Now much, much more than just an online retailer, Amazon used 2016 to launch its blockbuster motoring show The Grand Tour, featuring Jeremy Clarkson, Richard Hammond and James May. Reviews have been mixed so far and we will likely never know how many viewers the show is attracting, but it is evidence that Amazon Prime Video is gunning directly for Netflix and has very deep pockets.
Amazon also began delivering orders by drone in a small part of the English countryside. The Prime Air trial has just two customers for now, but Amazon is hoping to scale this up through 2017. The company has rightly not revisited its failed smartphone efforts (does anyone actually remember the Fire Phone?) and instead focused on the Echo speaker and Alexa personal assistant, improving them and launching in the UK.
Back from the brink, HTC impressed us in 2016 with the Vive VR headset and 10 smartphone. The former a technological tour de force with a price to match, the latter a truly excellent smartphone with market-leading audio. HTC played it well on both fronts, giving us a top-end virtual reality headset and a great alternative to Samsung, Sony and LG. The company's finances are still in a bad way, but with a updated Vive expected as soon as January, momentum could soon be in HTC's favour.
This final section could honestly be an essay all of its own. Tesla kicked off 2016 by launching the Model 3, an electric car going on sale in 2017 for around £35,000. Fans camped outside to pre-order and soon the order book was 400,000 names long. At this stage Tesla was, at a push, making 50,000 cars a year, but who are we to doubt Tesla magus Elon Musk?
But on 7 May the nightmare scenario became perilously close to reality. A Model S with its self-driving Autopilot feature switched on, crashed into a truck, instantly killing its driver and casting a long, dark shadow over the car industry's autonomous future. It emerged that, although enabled, Autopilot had not caused the accident and neither it nor the driver saw the truck in time.
Musk and Tesla quickly moved forward, updated Autopilot and highlighted how this kind of accident would soon be eradicated thanks to autonomy. A video was published of a Tesla driving itself through town. But the rest of the industry, with century-long reputations in the balance, were spooked into taking a more conservative approach.

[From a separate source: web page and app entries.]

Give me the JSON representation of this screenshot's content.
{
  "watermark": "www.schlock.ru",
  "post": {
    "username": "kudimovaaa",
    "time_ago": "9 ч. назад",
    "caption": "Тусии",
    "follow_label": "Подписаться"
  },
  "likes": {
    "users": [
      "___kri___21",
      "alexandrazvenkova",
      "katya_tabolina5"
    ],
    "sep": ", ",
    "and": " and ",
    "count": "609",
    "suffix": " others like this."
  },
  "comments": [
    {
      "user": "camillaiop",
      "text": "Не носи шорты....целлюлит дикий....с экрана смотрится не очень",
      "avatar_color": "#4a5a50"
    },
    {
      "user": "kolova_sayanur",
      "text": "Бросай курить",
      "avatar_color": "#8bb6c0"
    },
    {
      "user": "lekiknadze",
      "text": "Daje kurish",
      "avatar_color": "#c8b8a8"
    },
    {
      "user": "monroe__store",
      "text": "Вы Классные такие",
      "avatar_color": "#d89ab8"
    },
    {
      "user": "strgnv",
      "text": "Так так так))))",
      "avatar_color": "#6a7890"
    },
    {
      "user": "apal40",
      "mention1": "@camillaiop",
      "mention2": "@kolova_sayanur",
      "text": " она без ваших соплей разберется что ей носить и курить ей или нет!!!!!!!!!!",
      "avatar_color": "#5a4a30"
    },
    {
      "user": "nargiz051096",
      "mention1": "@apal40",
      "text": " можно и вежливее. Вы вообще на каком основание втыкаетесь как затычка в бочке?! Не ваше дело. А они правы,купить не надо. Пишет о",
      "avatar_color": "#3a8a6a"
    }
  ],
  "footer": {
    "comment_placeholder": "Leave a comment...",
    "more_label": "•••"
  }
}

Tesla also acted quickly to nip early Model X quality control issues in the bud. Quite how stories of £100,000 cars arriving with wonky panel gaps and rust disappeared so quickly is perhaps evidence of Musk inheriting Steve Jobs' renowned 'Reality Distortion Field'. Tesla and Musk go into 2017 with a lot to prove and a lot on their plates.